Teachers who are taking on the job for the first time admit that the job can be overwhelming, but many are up for the challenge.
Dan Reiland/Eau Claire Leader-Telegram/AP
EAU CLAIRE, Wis.
Social studies teacher Sam Van Hefty wanted his eighth-grade students to understand just how outnumbered the Americans were at the outset of the Revolutionary War.
Searching for innovative lesson plans online, the 24-year-old first-year teacher came across one that included dodgeball.
So on the tennis courts outside DeLong Middle School, Van Hefty lined up most of his students on one team as British soldiers and the rest on another team as American soldiers.

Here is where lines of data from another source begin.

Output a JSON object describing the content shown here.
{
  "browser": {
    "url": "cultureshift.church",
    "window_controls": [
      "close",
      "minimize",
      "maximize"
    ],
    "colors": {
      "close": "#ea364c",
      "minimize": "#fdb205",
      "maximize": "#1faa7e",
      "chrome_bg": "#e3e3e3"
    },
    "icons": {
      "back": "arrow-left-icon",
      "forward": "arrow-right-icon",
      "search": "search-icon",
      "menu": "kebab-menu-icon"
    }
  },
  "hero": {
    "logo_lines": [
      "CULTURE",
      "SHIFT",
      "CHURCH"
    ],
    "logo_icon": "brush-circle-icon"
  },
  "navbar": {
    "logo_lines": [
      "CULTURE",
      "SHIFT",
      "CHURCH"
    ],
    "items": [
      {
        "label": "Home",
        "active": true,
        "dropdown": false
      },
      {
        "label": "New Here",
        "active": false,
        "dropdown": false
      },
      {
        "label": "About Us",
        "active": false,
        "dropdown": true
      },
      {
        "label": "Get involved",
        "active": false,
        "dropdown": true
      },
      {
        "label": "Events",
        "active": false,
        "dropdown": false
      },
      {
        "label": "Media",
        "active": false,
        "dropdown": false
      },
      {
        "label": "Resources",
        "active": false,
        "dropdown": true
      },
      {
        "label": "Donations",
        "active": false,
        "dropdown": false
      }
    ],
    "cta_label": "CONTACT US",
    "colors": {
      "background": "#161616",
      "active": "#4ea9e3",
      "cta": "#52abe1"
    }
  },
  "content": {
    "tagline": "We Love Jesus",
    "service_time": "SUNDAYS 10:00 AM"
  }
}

As the dodgeball game progressed, Van Hefty brought more players over to the American team, and tilted the game to their advantage in other ways, illustrating the different ways the war turned in America's favor.
"The Revolutionary War dodgeball lesson – that was awesome. It was just a blast," Van Hefty said, smiling after class recently.
Looking back over the school year as it drew to an end, Van Hefty said he had a lot of good days this past school year and some challenging days too.
Being a first-year teacher has always been a struggle, local school officials said. First-year teachers must adapt to a new building and new co-workers and must begin taking all they've learned in college and putting it into lesson plans for real students in real classrooms.
Meanwhile, in the two years since most of Wisconsin's public workers lost their collective bargaining rights – the controversial initiative championed by Gov. Scott Walker – many teachers across the state have retired. Subsequently, more first-year teachers have stepped into Wisconsin classrooms, the Leader-Telegram reported.
For first-year teachers there are supports in place, said DeLong Middle School principal Tim O'Reilly. They're assigned a mentor, and, like other teachers, they work in teams, he said.